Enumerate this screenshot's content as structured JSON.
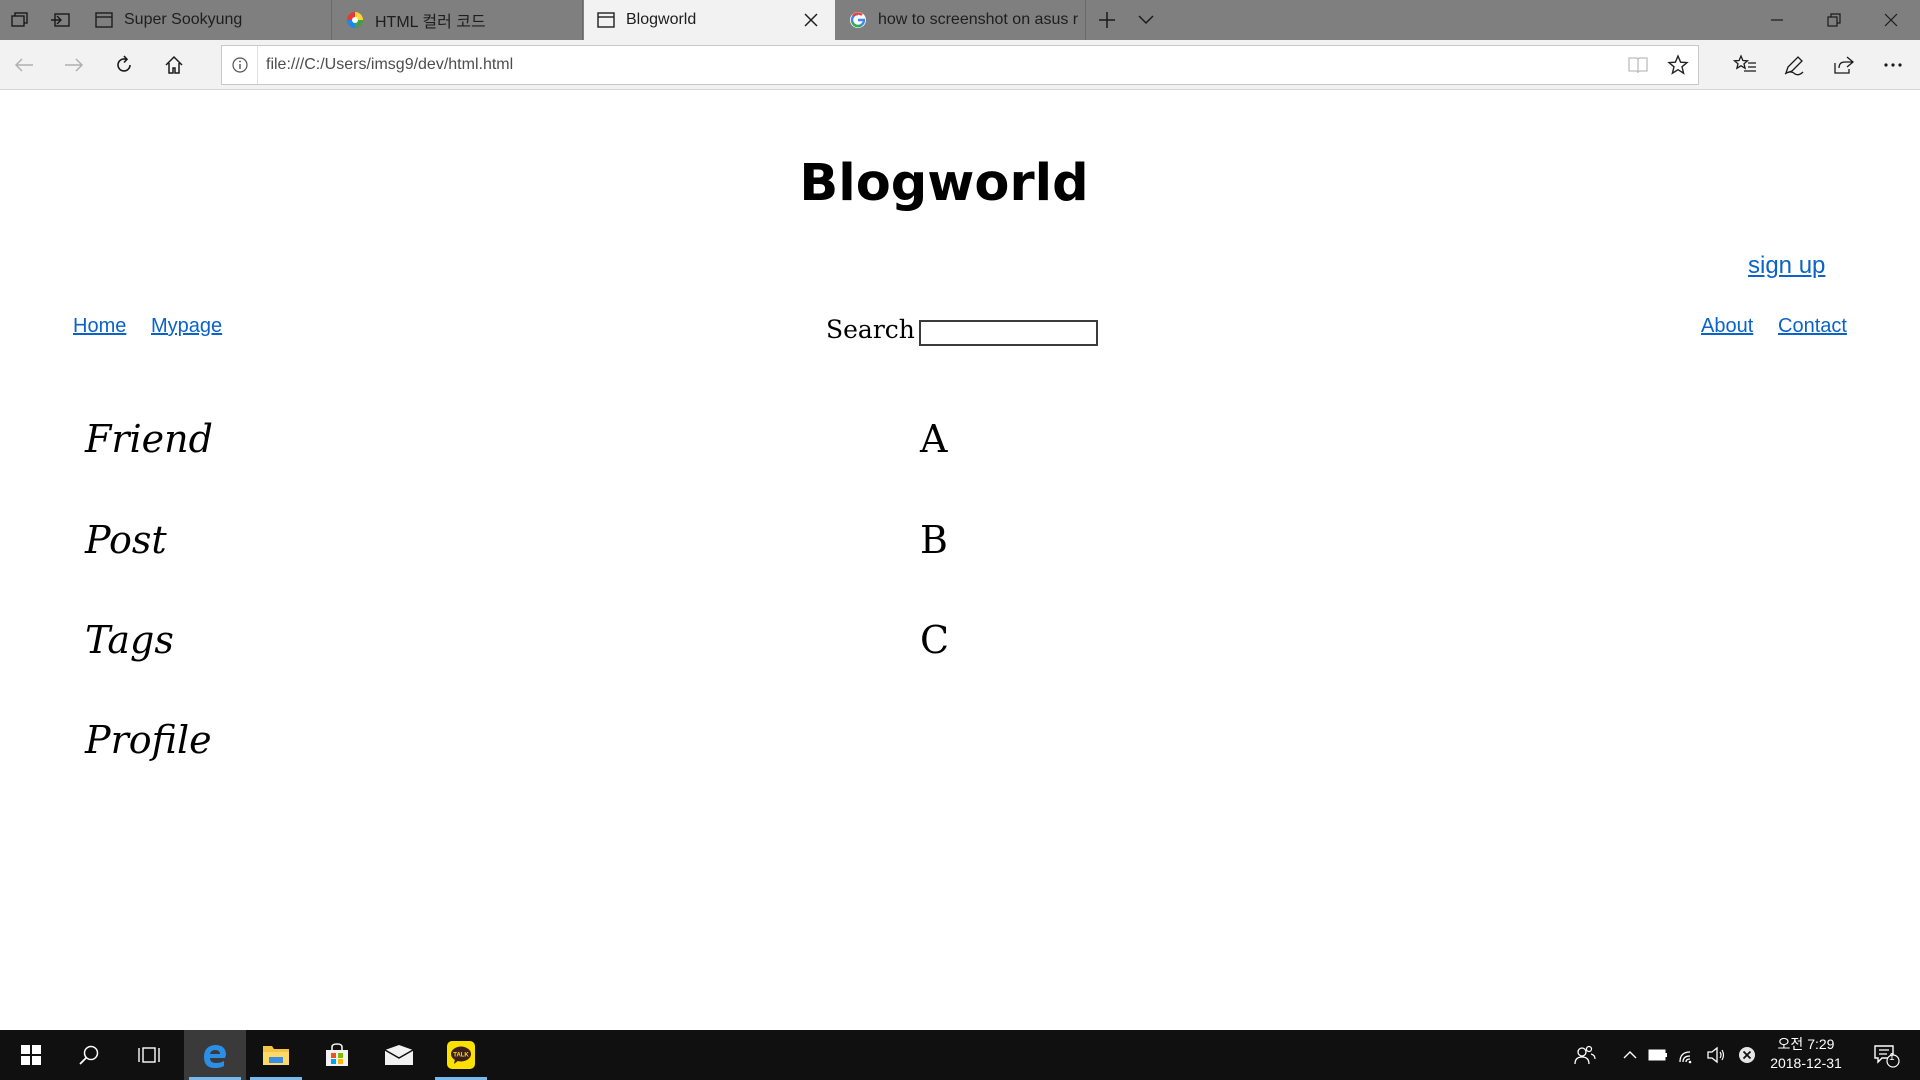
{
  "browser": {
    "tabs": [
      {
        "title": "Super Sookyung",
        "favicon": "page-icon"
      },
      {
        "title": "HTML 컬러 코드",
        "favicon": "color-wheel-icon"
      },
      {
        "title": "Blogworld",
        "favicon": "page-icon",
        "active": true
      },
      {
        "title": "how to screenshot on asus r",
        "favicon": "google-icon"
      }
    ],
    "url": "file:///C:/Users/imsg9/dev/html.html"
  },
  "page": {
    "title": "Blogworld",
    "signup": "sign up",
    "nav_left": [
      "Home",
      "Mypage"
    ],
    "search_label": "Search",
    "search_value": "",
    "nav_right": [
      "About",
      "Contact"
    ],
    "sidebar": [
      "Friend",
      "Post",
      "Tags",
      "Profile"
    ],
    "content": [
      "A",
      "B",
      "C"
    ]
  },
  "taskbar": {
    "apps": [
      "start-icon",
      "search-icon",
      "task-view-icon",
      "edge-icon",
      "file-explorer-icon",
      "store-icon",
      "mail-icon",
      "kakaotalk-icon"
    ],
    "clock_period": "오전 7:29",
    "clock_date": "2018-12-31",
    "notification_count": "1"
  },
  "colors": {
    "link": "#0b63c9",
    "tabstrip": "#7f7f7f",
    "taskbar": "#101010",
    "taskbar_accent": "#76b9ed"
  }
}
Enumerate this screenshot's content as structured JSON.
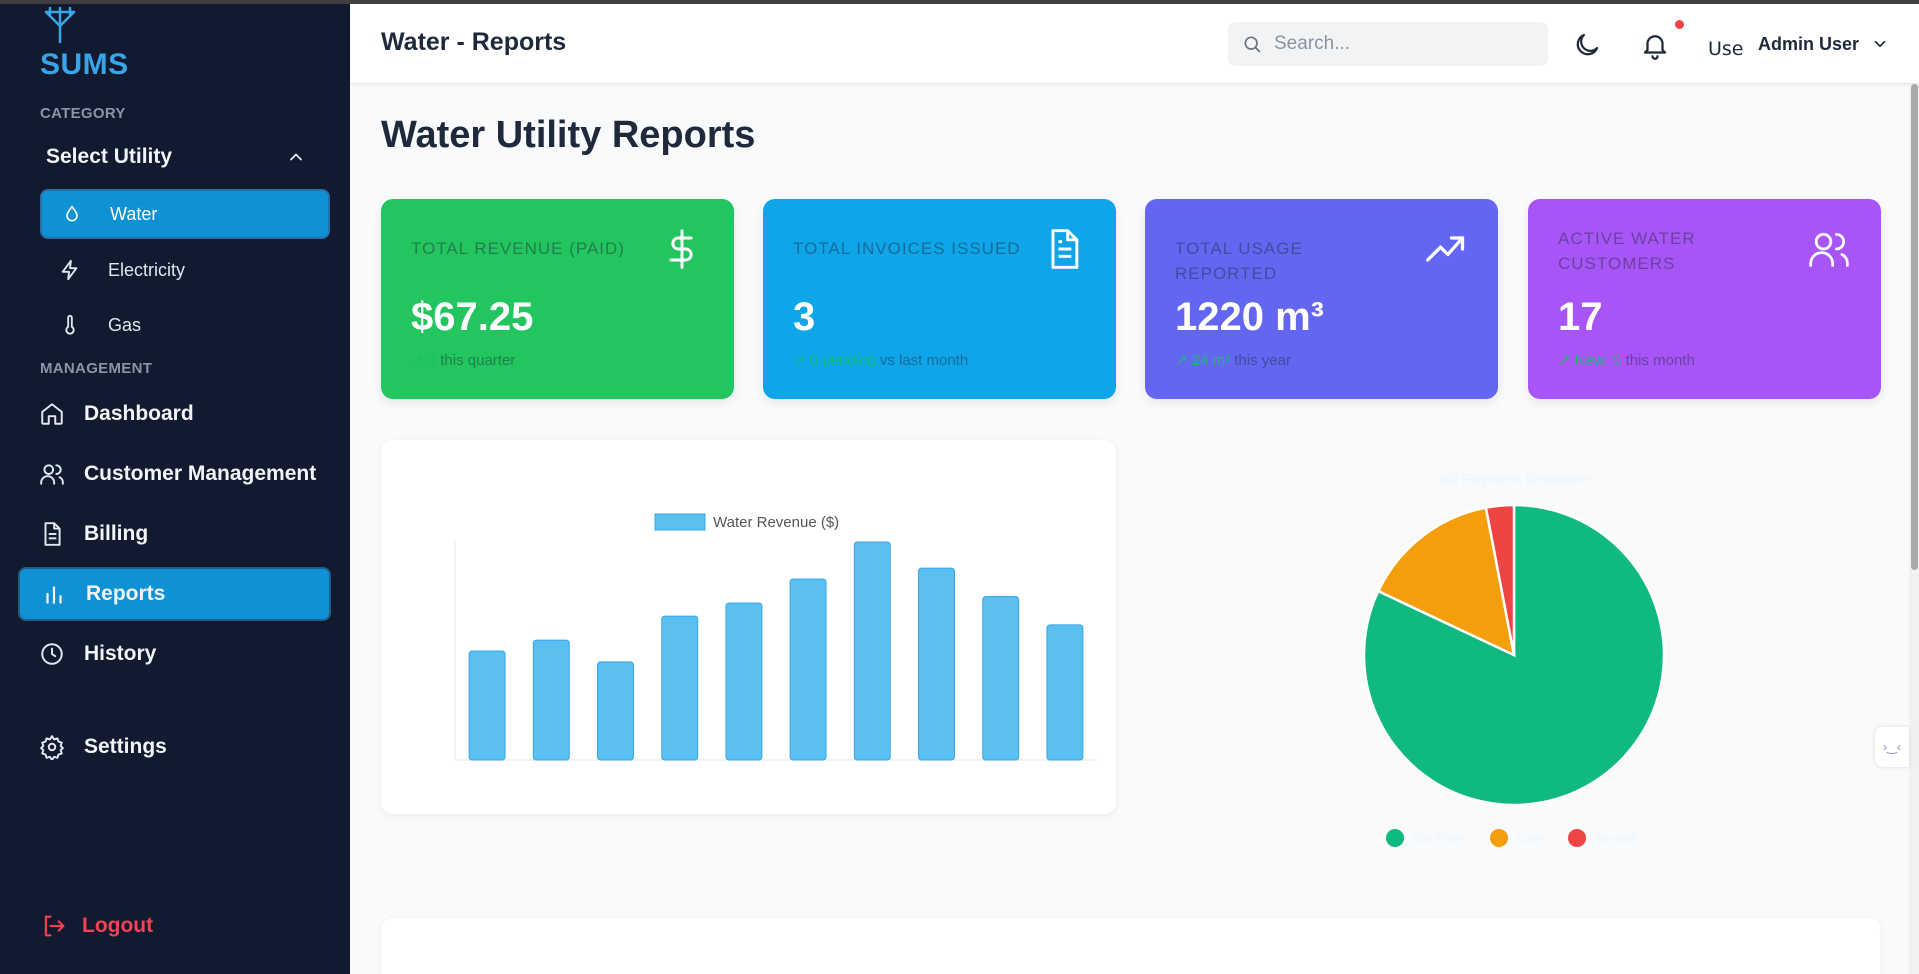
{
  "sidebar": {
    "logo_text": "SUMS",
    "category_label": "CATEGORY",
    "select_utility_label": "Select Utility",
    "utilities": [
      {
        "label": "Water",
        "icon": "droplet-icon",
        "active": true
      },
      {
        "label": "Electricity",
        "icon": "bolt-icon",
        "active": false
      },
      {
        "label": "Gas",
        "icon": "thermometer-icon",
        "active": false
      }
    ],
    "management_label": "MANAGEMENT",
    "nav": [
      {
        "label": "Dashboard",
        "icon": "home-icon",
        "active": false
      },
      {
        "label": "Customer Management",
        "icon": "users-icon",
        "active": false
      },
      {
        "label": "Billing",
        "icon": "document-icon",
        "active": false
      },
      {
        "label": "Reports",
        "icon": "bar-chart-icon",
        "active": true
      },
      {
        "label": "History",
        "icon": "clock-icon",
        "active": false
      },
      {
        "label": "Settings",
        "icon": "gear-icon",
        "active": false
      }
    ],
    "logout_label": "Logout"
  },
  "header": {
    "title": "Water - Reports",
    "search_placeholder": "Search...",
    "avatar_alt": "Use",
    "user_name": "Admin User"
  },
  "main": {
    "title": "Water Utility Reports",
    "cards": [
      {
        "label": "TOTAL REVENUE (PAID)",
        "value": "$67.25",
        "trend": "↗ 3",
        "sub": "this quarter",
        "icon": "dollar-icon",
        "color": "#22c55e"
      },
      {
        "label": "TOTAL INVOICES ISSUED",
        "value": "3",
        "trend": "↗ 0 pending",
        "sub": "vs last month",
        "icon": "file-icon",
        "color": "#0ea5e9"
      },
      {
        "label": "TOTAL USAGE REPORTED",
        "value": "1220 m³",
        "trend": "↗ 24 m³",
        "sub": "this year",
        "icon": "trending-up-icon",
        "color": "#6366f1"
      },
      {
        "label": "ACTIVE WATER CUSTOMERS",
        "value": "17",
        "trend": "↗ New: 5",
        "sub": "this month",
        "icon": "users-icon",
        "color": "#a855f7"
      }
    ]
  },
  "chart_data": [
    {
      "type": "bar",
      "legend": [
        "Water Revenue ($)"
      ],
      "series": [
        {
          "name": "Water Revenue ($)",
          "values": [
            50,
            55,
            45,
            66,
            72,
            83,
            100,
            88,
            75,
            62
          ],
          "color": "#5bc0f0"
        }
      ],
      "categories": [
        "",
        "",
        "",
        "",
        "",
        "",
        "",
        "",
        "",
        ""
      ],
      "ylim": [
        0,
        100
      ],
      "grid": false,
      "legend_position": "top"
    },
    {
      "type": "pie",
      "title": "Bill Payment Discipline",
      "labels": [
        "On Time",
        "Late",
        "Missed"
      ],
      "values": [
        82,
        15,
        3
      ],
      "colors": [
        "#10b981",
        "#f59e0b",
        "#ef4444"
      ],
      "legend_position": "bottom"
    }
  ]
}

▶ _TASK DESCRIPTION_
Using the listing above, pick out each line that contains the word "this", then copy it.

▶ _ANSWER AREA_
Enumerate this screenshot's content as structured JSON.
Enumerate this screenshot's content as structured JSON.
        "sub": "this quarter",
        "sub": "this year",
        "sub": "this month",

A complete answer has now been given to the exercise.